This is Sandra Tsing Loh with The Loh Down On Science.

Pink snow forms when the surfaces of glaciers and ice sheets melt. Red algae grow in the meltwater and color the snow beneath.

Scientists from the University of Leeds wondered how this might affect the climate.

They found that pink snow absorbs thirteen percent more sunlight than normal snow. Absorbing more sunlight makes snow melt faster, AND contributes to global warming.

But global warming also CAUSES snowmelt. This leads to a climate feedback loop. A little bit of warming causes a little more snowmelt. The extra red algae darkens the snow and absorbs more sunlight. This adds a little more warming on top of what we started with. But the feedback loop continues until a little becomes a LOT more.

In short, the Leeds scientists caution that we need to start thinking about pink snow. It could play an important role in climate change.

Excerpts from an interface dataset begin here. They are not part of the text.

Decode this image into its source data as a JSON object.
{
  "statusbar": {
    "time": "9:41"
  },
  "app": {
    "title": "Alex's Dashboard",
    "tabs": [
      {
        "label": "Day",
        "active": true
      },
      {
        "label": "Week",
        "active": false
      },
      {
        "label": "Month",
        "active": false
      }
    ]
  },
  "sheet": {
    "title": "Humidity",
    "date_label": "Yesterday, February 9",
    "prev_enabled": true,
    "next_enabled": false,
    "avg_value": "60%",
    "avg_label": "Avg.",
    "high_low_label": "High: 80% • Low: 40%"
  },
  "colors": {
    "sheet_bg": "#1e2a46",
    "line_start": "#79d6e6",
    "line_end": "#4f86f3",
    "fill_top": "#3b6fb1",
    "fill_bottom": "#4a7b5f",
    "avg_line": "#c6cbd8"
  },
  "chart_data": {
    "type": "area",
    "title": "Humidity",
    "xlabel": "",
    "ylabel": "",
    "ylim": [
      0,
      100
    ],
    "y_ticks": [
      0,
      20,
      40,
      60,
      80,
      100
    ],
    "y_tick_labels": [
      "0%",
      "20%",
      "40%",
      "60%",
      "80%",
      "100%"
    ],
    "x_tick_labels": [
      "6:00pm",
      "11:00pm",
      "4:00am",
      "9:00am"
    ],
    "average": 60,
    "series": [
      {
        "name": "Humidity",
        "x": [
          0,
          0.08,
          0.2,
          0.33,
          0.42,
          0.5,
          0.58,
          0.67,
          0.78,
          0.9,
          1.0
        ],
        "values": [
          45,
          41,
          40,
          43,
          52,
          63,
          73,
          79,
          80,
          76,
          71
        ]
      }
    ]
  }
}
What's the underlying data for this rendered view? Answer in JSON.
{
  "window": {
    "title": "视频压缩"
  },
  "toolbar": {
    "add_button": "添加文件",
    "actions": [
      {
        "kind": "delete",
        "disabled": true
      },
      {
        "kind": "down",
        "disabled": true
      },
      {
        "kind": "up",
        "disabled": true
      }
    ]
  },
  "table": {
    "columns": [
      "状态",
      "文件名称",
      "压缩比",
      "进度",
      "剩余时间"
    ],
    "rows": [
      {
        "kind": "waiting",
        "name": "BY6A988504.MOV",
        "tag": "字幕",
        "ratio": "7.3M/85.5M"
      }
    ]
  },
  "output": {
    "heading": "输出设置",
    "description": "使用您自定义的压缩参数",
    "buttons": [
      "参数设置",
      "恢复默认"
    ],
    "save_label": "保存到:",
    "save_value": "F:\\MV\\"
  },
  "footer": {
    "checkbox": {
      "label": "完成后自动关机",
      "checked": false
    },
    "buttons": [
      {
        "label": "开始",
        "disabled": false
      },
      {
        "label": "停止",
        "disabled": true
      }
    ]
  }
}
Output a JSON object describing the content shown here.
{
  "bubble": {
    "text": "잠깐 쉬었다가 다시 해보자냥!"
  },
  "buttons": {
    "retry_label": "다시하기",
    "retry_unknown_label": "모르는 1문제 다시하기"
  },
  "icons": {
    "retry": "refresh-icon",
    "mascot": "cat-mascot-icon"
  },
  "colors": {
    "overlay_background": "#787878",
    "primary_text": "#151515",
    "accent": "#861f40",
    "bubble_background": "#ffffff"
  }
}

They certainly aren’t looking at snow through rose-colored glasses!